Travelling in the great outdoors always comes with some element of risk. In the wilds, you’re often isolated from help, and even if you’re familiar with the area or the terrain, something unexpected could happen. To ensure that you always have a backup plan and a lifeline to safety, it can be beneficial to carry a GPS locator device. Personal transmitters come in two main varieties, and knowing the benefits of both can help you to make the right decision when it comes to purchasing your own.
Personal Satellite Messengers
Messengers are designed to communicate coordinates or short messages in times of distress. Connecting via satellite to networks like Iridium, these devices will receive strong coverage almost anywhere on land, providing that there is some line of sight to the sky. Designed and used by groups and individuals who often travel in remote wilderness areas, these devices require a subscription to an emergency response center. Typically, when purchasing one of these units, they will come with a manufacturer endorsed usage plan.

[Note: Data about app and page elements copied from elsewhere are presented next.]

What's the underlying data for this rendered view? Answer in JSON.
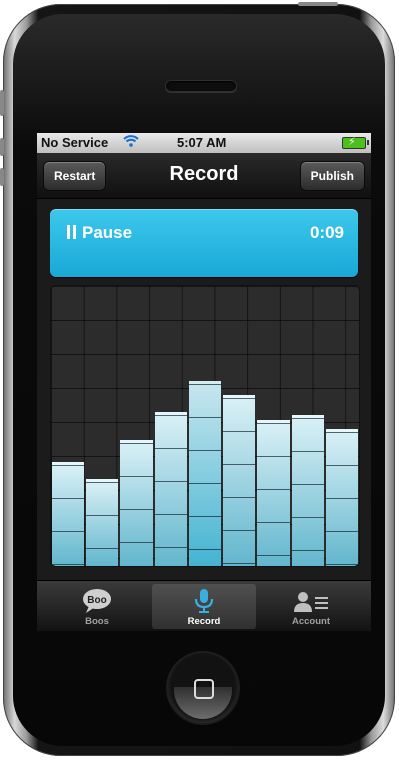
{
  "status_bar": {
    "carrier": "No Service",
    "time": "5:07 AM",
    "wifi_icon": "wifi-icon",
    "battery_icon": "battery-charging-icon"
  },
  "navbar": {
    "left_button": "Restart",
    "title": "Record",
    "right_button": "Publish"
  },
  "recording": {
    "control_label": "Pause",
    "control_icon": "pause-icon",
    "elapsed": "0:09",
    "accent_color": "#2bb8e2"
  },
  "meter": {
    "levels": [
      0.36,
      0.3,
      0.44,
      0.54,
      0.65,
      0.6,
      0.51,
      0.53,
      0.48
    ],
    "bar_color": "#8ccfe0"
  },
  "tabs": [
    {
      "label": "Boos",
      "icon": "boo-speech-bubble-icon",
      "active": false
    },
    {
      "label": "Record",
      "icon": "microphone-icon",
      "active": true
    },
    {
      "label": "Account",
      "icon": "account-list-icon",
      "active": false
    }
  ]
}
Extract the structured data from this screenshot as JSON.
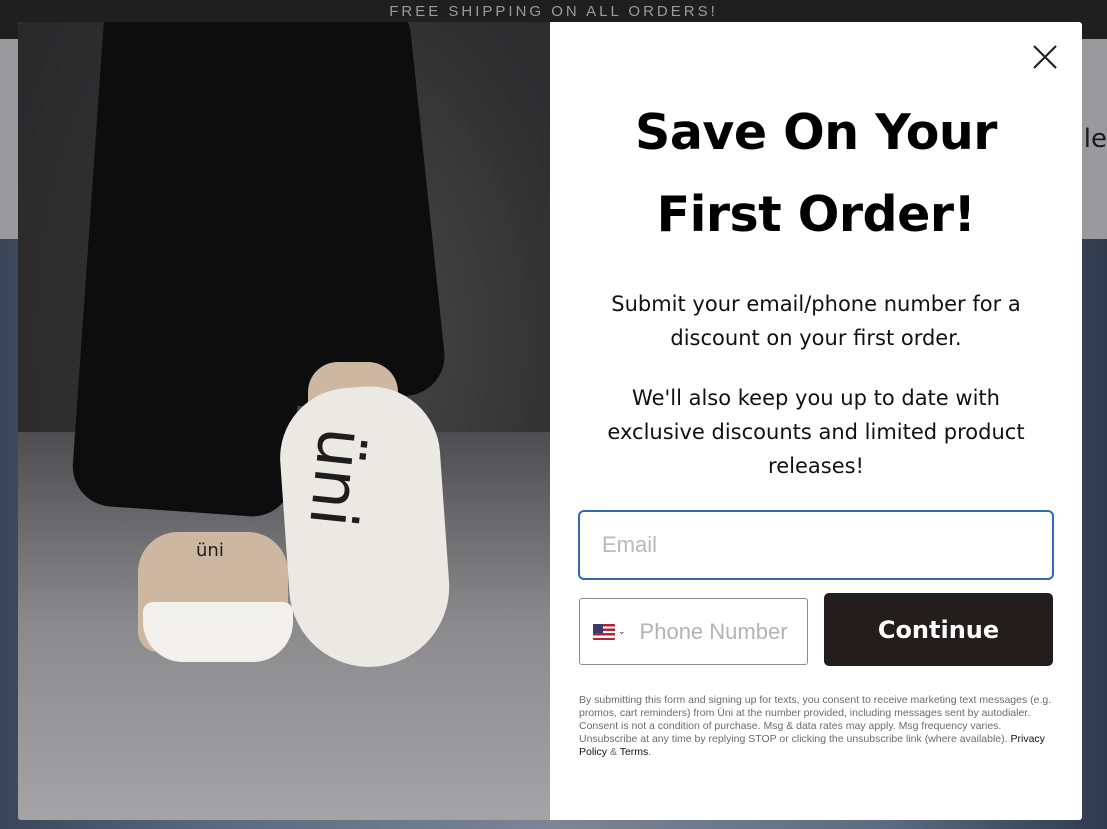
{
  "announcement": {
    "text": "FREE SHIPPING ON ALL ORDERS!"
  },
  "background": {
    "partial_text": "le"
  },
  "modal": {
    "image": {
      "sole_logo": "üni",
      "heel_logo": "üni"
    },
    "close_label": "Close",
    "title_line1": "Save On Your",
    "title_line2": "First Order!",
    "paragraph1": "Submit your email/phone number for a discount on your first order.",
    "paragraph2": "We'll also keep you up to date with exclusive discounts and limited product releases!",
    "email": {
      "value": "",
      "placeholder": "Email"
    },
    "phone": {
      "value": "",
      "placeholder": "Phone Number",
      "country_flag": "us-flag-icon"
    },
    "continue_label": "Continue",
    "legal": {
      "text": "By submitting this form and signing up for texts, you consent to receive marketing text messages (e.g. promos, cart reminders) from Üni at the number provided, including messages sent by autodialer. Consent is not a condition of purchase. Msg & data rates may apply. Msg frequency varies. Unsubscribe at any time by replying STOP or clicking the unsubscribe link (where available).",
      "privacy_label": "Privacy Policy",
      "amp": "&",
      "terms_label": "Terms",
      "end": "."
    }
  },
  "colors": {
    "accent": "#2e6ab8",
    "button": "#231d1b"
  }
}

It’s important to note that these devices don’t continuously seek signal or broadcast. Sometimes depending on the plan or the device itself, the unit may only periodically transmit location co-ordinates, with intervals ranging from minutes to hours. Emergency distress calls and messages are not affected by the transmission schedule. Although they can achieve coverage almost anywhere that you travel, all around the globe, the signals generated are not as strong as locator beacons. In mountainous terrain or dense forest, it may be difficult to establish a signal, which is why many travelers opt for a personal locator beacon instead.
Personal Locator Beacons
The most robust and reliable solution for anyone who will be travelling rough and isolated terrain, Personal Locator Beacons, or PLBs for short, are derived from marine technology that has been in use for almost as long as satellite tracking has existed.
When purchasing one of these units, you will need to register with the National Oceanic and Atmospheric Administration, or your local equivalent. These devices connect with satellites operated by countries like the United States, Russia, the United Kingdom, France, and Canada. When activating a distress beacon, a signal is beamed to the nearest satellite, after which the satellite will pinpoint your location using the Doppler Effect, which measures changes in signal frequency. Signals are monitored by rescue and military services, so it is essential that PLBs are used responsibly and only in cases of extreme distress when all other options have been exhausted.
When registering a PLB, important information is provided, such as your name, your address and emergency contact details, and any conditions you might have that rescuers would need to be aware of. Older PLBs could only track to within one mile of a signal location, however, modern PLBs that incorporate a GPS locator are accurate within 100 meters of your location, which makes it much easier for search and rescue teams to provide assistance. PLBs will transmit for up to 24 hours on a single charge, allowing ample time for emergency services to respond.
Staying Safe on Outdoor Adventures
Whether camping, taking a hike on familiar territory, or going any place that is particularly isolated and potentially dangerous, it pays to have a lifeline. GPS locator devices provide an additional element of safety, giving you a line to help when things are at their worst. Choose the right locator for your needs, and you can have peace of mind knowing that no matter what happens, help will never be too far away.